For many people, sleep is incredibly elusive. Depending on a ton of different environmental factors, it can be a real struggle to not only fall asleep at a decent hour, but also to stay deeply asleep (without randomly waking up in the middle of the night) enough to wake up with the energy you need to tackle everything on your to-do list — not to mention stay in good health. That’s why the search for solutions for getting to sleep fast seems to be never-ending.
If you’re one of the many who are on a quest for a better night’s sleep, and have already tried such remedies as sleeping apps or luxury bedding to no avail, it may be because you still need to work on reducing anxiety. “With so many distractions in today’s world, whether it’s social media or worrying about an early morning meeting, our minds are always going,” explains Poppy Jamie, founder of mindfulness app Happy Not Perfect, who recently collaborated with celebrity sleep coach Nick Littlehales for a breathing and sleep workshop hosted by Breathe Right. “This type of constant stress and anxiety can interfere with our ability to get enough quality sleep.”
And as you probably already know, the lack of sleep can mess with everything from your work performance to your relationships, not to mention your physical wellbeing. “Lack of sleep can affect your mood and behavior,” Jamie says. “When you don’t sleep well, you may feel more anxious and agitated the next day, or you may notice that you are on edge. And after a period of time, it can lead to general fatigue and feeling burnt out.”
That said, it’s no wonder why everyone seems to be trying everything they can to get the best sleep possible. And if you’re included in that population, there are a few more tips to try that just might be your ticket to sweet sleep serenity, and they’re backed by various pros. Read ahead for some unexpected tricks you can implement tonight to achieve a totally restorative rest.
“While it may sound intuitive, many people overlook the simple power that breathing properly has on quality of sleep,” says Jamie, who suggests trying some deep belly breaths as a way of winding down.
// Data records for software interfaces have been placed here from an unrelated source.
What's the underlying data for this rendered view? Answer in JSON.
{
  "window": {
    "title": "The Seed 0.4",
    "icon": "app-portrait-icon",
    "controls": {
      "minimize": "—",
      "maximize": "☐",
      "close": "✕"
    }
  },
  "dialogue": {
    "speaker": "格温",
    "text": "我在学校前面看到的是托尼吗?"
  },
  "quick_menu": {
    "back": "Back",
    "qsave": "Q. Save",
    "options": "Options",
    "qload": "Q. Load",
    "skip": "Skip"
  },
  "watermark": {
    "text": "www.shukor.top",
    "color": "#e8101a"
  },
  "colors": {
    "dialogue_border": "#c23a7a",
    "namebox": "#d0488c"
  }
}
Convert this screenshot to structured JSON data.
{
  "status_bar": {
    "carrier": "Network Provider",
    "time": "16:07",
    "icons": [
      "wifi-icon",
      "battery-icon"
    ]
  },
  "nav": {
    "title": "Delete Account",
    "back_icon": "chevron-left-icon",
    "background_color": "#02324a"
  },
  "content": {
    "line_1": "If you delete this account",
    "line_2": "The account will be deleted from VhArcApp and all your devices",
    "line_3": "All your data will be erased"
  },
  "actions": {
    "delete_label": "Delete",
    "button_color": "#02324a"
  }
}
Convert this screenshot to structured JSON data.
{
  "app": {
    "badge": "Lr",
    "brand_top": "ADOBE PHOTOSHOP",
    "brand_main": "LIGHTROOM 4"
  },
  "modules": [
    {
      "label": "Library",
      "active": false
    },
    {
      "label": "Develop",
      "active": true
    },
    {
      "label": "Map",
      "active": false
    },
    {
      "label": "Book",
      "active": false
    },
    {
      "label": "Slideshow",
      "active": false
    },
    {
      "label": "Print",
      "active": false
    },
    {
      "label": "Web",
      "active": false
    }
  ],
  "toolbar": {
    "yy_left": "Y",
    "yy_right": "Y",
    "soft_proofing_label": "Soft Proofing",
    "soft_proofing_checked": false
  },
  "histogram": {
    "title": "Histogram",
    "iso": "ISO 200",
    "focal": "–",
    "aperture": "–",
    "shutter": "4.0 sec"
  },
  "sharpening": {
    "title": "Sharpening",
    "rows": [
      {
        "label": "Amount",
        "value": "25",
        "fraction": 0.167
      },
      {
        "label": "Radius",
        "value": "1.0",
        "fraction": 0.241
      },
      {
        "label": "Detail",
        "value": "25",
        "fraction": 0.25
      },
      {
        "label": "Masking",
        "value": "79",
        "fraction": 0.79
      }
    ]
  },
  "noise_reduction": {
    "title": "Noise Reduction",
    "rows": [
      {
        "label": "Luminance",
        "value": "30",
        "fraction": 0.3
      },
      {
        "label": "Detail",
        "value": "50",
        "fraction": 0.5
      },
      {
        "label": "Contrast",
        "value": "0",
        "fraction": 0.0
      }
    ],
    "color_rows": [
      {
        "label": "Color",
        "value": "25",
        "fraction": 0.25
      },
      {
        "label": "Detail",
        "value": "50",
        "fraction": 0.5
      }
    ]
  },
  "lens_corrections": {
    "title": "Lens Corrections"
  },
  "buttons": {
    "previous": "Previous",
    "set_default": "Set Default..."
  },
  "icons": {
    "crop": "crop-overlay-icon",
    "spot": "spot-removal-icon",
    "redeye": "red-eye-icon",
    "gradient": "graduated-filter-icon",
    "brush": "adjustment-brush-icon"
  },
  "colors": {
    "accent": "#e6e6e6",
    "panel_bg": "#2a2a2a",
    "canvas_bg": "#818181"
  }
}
“Breathing exercises help to take your mind off of the day’s stressors and relax before going to bed,” she adds. “Practice taking deep, full breaths through your nose on the inhale, letting your stomach expand, and on the exhale allowing your belly to move towards the spine.
Relax your shoulders; and breathe slowly through your nose for five seconds, then exhale slowly for five seconds. Focus on breathing this way for at least 30 seconds or until you feel calm enough to fall asleep.”
Additionally, if you struggle with breathing during sleep, try using a breathing strip (like Breathe Right) to open up nasal passages, therefore increasing oxygen and blood flow to give you a deeper, healthier sleep.
Ingrid Y. Prueher, certified pediatric and adult sleep and nutrition coach finds that massaging or stimulating certain acupressure points can reduce anxiety before bed. “Hold on to the tips of your big toes to help you become relaxed,” she suggests. Keep firm pressure on the point for about two minutes to feel decreased tension almost instantly.
If you’ve been struggling with sleep, a lack of melatonin could be the culprit. “Melatonin is a hormone produced by a tiny endocrine gland in the brain” Prueher explains. “[It] is produced by the detection of light and dark exposure in the retina of the eye, which helps your circadian rhythm/biological sleep clock in your body.”
That said, one way to increase your natural supply of melatonin is to get outside and into the daylight — particularly for those whose jobs keeps them primarily indoors during the day. To remedy that, she suggests taking 15 to 20-minute walks a few times a day.
Besides getting out and about, there are certain foods and drinks that induce sleep by targeting the pineal gland, which produces melatonin. Look for foods that include tryptophan, magnesium, calcium and B6, such as leafy greens, almonds, goji berries, and kiwis. As for some drinks to sip before bed, try golden milk (typically a blend of turmeric, dates, black pepper, and nut milk), moringa, valerian tea, and tart cherry juice, all of which Prueher recommends for increasing melatonin.
Get In Sync
Since exposure to daylight is a way of keeping your melatonin production up, syncing up your sleep schedule with those hours can help. “To keep better harmony with your everyday circadian rhythms (sunrise and sunset) and your own internal body clock, you want to optimize exposure to daylight (blue light), diminished light and dark in any 24 hours,” notes Littlehales. “Upon waking up in the morning, you need exposure to daylight to trigger key body functions and manage light exposure as the day progresses.” And if for whatever reason getting access to that daylight isn’t possible, the sleep guru recommends trying daylight therapy devices that can be used indoors, such as the Circadian Optics Lumos 2.0 or Verilux HappyLight Liberty.